ZANU PF on Monday moved to rein-in 25 of its members who planned to parcel out the 3,400 square-kilometer Save Conservancy among themselves, amid threats of aid withdrawal by the European Union.
The planned seizure of the massive, prized wildlife reserve in the south-east Lowveld of Zimbabwe could spark a targeted withdrawal of Western aid, diplomats warned.
On Monday, Zanu PF national chairman Simon Khaya Moyo met Environment Minister Francis Nhema and Save Valley Conservancy chairman Basil Nyabadza in a bid to defuse growing tensions.
The Zanu PF-leaning state-run Herald newspaper signaled that there was no appetite among senior figures in the party for the implementation of the “wildlife-based land reform policy”.
The newspaper quoted an unnamed senior government official saying the “indigenisation” of nature reserves was “not government policy” – a rebuke to the 25 senior Zanu PF figures including Higher Education Minister Stan Mudenge, Masvingo governor Titus Maluleke and former lawmaker, Shuvai Mahofa.
The official told the Herald: “You cannot take individuals and argue that this is empowerment.”
Khaya Moyo said he had made a “lot of progress” in his meeting with Nyabadza and Nhema, who has crossed swords with his Tourism counterpart, Walter Mzembi, over his advocacy for the enforcement of equity laws even in wildlife sanctuaries.
The Zanu PF chairman is expected to make recommendations to the party’s politburo which meets on Wednesday. He is expected to warn that a take-over of the Save Conservancy could threaten Zimbabwe’s hosting of the United Nations' World Tourism Organisation congress next year and undermine the tourism sector.
Germany’s Deutsche Presse-Agentur news agency quoted a European Union diplomat saying there was serious concern over the threatened take-over of the Save Conservancy.
"We are considering appropriate reactions. It's a very serious situation,” the diplomat said.
One measure could be the withdrawal of support for a world tourism congress next year, being hosted jointly by Zimbabwe and Zambia at Victoria Falls.
"Zimbabwe depends entirely on international support for the congress," the diplomat added. "It cannot go ahead without us."
The idea will be discussed in Berlin this week, during a meeting of German officials, the diplomats said.
Running along the banks of the Save River, the conservancy – respected as a leader in wildlife management and research – is collectively controlled by international investors, white ranchers who formerly ran cattle on the land, local black businessmen and hundreds of rural farmers.
"It is a working example of how something really special can be a success, by including all sectors of the community, especially the rural poor who have previously got nothing out of wildlife," said Wilfried Pabst, a German businessman who is vice-chair of the conservancy.

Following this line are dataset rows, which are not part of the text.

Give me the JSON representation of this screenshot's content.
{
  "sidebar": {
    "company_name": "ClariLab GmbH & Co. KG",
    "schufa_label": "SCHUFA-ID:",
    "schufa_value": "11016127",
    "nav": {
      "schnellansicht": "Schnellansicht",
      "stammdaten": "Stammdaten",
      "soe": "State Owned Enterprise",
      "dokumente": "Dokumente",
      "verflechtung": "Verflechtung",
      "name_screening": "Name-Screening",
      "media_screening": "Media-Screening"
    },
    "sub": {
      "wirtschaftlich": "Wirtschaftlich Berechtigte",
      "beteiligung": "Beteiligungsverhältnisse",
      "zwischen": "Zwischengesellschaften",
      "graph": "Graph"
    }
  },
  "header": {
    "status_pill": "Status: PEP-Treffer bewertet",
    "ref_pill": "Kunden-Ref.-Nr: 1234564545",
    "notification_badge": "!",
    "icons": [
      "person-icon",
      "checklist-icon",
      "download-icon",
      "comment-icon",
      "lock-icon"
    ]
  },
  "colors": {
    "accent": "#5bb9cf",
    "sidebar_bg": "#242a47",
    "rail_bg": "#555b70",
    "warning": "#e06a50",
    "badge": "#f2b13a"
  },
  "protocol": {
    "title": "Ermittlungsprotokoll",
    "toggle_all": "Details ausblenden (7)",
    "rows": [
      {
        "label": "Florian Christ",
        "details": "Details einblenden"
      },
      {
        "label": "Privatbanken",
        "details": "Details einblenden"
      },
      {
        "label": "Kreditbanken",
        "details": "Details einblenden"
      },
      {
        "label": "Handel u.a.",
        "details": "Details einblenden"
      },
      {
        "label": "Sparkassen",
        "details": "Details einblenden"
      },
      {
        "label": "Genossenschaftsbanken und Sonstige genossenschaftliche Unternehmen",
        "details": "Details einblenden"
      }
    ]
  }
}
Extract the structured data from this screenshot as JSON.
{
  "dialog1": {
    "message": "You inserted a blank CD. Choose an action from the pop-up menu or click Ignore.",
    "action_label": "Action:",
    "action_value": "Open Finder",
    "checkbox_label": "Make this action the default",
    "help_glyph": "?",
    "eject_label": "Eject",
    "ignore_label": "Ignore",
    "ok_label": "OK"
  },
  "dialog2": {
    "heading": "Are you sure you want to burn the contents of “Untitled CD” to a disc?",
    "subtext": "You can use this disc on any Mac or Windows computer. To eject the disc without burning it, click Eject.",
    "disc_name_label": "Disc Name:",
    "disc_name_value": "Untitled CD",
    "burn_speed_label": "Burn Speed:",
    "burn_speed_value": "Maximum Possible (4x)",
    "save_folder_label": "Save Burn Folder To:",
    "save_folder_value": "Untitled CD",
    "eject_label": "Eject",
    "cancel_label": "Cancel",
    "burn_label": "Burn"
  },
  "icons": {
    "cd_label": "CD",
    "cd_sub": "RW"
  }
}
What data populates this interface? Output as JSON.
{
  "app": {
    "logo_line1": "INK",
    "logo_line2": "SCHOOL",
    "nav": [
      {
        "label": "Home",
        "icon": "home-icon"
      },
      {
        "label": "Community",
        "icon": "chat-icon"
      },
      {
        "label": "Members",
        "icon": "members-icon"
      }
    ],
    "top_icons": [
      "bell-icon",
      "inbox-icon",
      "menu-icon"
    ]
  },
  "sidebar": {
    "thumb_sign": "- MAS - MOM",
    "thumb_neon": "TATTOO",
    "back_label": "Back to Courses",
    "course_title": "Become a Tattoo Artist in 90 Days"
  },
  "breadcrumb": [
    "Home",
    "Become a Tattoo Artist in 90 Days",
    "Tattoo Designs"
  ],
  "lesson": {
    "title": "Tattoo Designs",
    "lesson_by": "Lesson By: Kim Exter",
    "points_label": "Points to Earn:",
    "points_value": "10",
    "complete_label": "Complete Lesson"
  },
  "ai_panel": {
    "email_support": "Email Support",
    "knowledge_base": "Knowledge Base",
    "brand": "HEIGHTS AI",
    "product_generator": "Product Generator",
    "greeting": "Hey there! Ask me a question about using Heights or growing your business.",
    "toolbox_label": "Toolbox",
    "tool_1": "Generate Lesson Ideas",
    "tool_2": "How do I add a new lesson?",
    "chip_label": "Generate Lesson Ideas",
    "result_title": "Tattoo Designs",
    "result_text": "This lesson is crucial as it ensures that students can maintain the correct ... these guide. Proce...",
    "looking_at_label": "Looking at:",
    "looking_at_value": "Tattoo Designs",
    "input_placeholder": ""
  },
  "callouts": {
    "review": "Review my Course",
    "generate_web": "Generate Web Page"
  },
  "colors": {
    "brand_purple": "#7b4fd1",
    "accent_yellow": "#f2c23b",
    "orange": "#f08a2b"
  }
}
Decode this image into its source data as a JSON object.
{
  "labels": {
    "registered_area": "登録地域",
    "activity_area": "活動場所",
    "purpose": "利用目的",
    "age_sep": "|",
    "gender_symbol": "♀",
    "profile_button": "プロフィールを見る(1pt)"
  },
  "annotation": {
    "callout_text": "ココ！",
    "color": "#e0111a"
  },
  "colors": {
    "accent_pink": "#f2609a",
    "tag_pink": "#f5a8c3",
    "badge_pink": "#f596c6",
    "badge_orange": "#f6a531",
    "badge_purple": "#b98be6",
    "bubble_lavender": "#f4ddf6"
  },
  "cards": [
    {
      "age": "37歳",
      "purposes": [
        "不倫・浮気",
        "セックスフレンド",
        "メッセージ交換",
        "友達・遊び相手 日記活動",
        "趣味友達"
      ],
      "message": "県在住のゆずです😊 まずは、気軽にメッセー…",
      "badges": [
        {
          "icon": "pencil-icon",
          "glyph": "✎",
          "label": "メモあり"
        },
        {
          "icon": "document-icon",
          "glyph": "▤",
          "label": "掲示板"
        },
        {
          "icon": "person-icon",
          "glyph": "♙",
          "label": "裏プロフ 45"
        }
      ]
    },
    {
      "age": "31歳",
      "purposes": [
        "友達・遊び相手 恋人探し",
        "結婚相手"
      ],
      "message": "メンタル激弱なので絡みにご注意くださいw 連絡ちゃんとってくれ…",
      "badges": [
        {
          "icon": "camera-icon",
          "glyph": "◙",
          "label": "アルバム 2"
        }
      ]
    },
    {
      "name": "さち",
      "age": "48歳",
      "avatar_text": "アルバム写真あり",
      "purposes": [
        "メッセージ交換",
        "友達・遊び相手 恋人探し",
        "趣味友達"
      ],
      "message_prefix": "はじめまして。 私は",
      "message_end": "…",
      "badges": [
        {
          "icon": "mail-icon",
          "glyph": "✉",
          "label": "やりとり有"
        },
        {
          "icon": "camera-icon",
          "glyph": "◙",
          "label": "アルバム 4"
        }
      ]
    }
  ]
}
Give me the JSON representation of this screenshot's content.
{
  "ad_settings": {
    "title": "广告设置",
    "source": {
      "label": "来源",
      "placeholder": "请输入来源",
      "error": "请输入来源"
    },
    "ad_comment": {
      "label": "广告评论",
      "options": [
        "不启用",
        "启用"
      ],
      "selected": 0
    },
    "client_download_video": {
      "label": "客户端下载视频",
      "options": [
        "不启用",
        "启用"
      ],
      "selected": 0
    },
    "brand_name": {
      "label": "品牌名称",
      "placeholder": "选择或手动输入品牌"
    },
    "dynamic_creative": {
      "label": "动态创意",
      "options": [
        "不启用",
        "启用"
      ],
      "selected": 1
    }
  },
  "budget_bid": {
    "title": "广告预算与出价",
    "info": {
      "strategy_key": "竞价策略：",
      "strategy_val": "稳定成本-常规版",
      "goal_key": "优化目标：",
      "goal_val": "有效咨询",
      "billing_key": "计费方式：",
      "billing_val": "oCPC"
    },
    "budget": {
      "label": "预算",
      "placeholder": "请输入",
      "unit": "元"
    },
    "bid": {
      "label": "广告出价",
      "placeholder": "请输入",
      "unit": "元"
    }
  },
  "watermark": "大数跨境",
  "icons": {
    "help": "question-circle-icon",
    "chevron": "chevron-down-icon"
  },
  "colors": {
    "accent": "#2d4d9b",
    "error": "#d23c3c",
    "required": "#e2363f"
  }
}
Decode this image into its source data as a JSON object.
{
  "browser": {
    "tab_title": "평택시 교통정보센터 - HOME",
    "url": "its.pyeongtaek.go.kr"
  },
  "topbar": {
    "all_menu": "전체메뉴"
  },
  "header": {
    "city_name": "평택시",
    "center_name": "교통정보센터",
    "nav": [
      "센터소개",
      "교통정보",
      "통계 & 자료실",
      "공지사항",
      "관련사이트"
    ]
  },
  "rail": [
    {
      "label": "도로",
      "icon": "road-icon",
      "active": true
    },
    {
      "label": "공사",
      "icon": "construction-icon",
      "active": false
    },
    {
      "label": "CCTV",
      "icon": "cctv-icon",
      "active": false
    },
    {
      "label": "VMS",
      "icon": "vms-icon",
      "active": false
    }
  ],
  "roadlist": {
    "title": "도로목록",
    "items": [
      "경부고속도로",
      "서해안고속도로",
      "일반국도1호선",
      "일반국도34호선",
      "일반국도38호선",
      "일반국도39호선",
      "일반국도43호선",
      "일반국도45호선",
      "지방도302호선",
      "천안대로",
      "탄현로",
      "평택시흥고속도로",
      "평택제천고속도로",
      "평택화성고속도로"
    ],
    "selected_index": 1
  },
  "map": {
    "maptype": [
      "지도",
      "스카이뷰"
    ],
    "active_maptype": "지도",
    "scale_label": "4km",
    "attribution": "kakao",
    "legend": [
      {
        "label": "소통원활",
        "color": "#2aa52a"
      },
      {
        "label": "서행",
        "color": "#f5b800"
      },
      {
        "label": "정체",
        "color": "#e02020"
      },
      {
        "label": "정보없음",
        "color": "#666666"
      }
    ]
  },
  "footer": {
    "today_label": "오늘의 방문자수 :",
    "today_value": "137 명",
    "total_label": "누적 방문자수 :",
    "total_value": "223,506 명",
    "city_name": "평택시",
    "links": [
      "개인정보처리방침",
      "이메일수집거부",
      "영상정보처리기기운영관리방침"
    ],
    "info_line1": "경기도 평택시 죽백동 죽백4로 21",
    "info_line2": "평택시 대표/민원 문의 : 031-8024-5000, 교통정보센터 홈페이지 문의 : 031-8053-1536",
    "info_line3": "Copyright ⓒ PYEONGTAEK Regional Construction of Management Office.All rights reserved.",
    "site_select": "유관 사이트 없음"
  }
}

Pabst rejected accusations by the government that the reserve is opposed to ensuring a fair deal for blacks.
"Two-thirds of stakeholders of the conservancy are black. It is now being threatened by a collection of greedy individuals who are bringing nothing into the conservancy and will destroy it," Pabst said.
The Parks and Wildlife Management Authority, under Nhema’s ministry, announced August 9 it was granting 25 top officials from Zanu PF control over most of the Save (pronounced Sa-Veh) reserve, which covers 3,400 square kilometres in the country's arid south-east – 150km south of Mutare.
But the Save Valley Conservancy took out newspaper adverts on Sunday with a strongly-worded statement claiming thousands of people's livelihoods are threatened by the issuance of hunting permits and land leases to members of President Robert Mugabe’s party.
"When humans behave like animals, we destroy not only each other but generations to come," the group said.
The advertisements said politicians "want to destroy agreements and policies that have made Save the world leader in conservation management".
Save is a habitat for elephant, zebra, giraffe, as well as the nation's second largest surviving population of endangered black rhinoceros. The area also supports an array of African antelope and most species of birds and small animals.
"We as humans can help stop using colour as a racial tool to destroy the very people who are working for our common good," said the advertisements, under the heading: ‘Animals don't see in colour’.
The land reform programme championed by Mugabe was meant to rectify colonial-era imbalances which heavily favoured the white minority. However, critics say prime land has been seized by the politically-connected elites from Zanu PF.